At present, primary aldosteronism is the most frequent cause of secondary hypertension, often undiagnosed because of the complexity of the diagnostic work-up (5). In patients with primary aldosteronism, AVS is the only reliable technique to distinguish between unilateral and bilateral autonomous production of aldosterone, allowing to offer to the patient the best available targeted therapy, either unilateral adrenalectomy or medical treatment with a mineralocorticoid receptor antagonist. AVS is an invasive and sometimes difficult procedure because the cannulation of the right adrenal vein requires very well trained radiologist and thus is not performed in all centres. AVS procedure can also lead to rare complications, such as bleeding at the cannulation site or adrenal vein rupture. For this reason the identification of possible laboratory interferences with the AVS results are of paramount importance in order to avoid the AVS diagnostic failure.
To the best of our knowledge, this is the first report of abnormal gel flotation regarding contrast media (i.e., iodinate) used during adrenal vein sampling. However, it is known that iodinate contrast media cause abnormal peaks in capillary zone electrophoresis of serum proteins and positive bias in assessment of troponin I (25). Further studies should to evaluate the impact of media contrast on laboratory assays (i.e. liquid chromatography–mass spectrometry and immunochemistry). This case report was discussed at our own University Hospital within a multidisciplinary committee involving radiologists, specialists in laboratory medicine and general medicine physicians.
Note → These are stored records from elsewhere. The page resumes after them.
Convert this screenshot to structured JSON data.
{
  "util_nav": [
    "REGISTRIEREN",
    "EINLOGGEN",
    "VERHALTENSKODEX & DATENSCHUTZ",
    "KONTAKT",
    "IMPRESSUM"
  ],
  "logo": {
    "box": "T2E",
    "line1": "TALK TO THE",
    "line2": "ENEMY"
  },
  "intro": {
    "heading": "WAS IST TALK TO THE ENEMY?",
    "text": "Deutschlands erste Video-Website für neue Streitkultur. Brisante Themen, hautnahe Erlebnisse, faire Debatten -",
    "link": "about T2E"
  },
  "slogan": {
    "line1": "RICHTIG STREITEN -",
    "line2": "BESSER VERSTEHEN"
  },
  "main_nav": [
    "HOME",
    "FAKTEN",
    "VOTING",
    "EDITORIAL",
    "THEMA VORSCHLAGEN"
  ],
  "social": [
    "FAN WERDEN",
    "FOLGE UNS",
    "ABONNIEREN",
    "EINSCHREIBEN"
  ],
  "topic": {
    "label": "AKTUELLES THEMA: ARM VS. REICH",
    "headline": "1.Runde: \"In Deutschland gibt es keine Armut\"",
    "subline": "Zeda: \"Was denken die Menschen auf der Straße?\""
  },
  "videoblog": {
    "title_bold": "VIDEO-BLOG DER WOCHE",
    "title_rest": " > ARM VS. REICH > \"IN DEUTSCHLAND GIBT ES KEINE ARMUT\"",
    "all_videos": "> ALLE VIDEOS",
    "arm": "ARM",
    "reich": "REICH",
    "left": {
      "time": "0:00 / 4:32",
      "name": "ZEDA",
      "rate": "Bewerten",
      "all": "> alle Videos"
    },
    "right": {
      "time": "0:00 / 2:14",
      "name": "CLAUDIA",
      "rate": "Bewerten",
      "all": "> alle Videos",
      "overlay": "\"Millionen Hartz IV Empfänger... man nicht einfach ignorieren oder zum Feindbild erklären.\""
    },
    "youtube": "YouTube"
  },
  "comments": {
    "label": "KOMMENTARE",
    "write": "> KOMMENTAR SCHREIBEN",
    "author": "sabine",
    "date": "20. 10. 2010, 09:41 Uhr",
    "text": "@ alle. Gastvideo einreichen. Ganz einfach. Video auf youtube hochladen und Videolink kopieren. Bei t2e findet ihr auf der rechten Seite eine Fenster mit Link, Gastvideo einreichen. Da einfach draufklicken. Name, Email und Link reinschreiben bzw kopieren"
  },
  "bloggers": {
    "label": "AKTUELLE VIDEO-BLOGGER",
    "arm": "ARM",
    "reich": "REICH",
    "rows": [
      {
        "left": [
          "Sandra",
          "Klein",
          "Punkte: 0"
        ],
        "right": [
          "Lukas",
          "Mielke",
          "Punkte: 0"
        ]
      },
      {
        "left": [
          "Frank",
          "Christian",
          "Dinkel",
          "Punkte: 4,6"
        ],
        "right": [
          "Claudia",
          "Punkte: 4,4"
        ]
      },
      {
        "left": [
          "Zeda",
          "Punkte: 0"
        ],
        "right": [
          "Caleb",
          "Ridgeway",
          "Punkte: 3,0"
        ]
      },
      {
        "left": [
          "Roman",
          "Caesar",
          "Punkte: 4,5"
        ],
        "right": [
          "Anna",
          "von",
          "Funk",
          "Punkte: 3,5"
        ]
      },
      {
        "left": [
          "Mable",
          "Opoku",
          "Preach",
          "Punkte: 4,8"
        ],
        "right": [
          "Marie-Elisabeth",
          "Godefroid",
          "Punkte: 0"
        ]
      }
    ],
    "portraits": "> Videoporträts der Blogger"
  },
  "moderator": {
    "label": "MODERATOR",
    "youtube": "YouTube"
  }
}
We wanted to define a new procedure directed at replacing tube types (i.e. from gel- to plain-plasma tubes) and schedule an internal program to teach radiology residents to perform AVS in agreement with international recommendations. This strategy is in agreement with International Organization for Standardization 15189:2012 standard and aimed to avoid possible future nonconformity in this field (26).
In conclusion, we suggest using plain plasma tubes (without gel separator) for adrenal vein sampling in order to avoid potential preanalytical nonconformities in the diagnostic procedure. Moreover, radiologist staff should discard a blood volume equivalent to twice the catheter extension to eliminate residual media contrast before collection of samples for laboratory assays.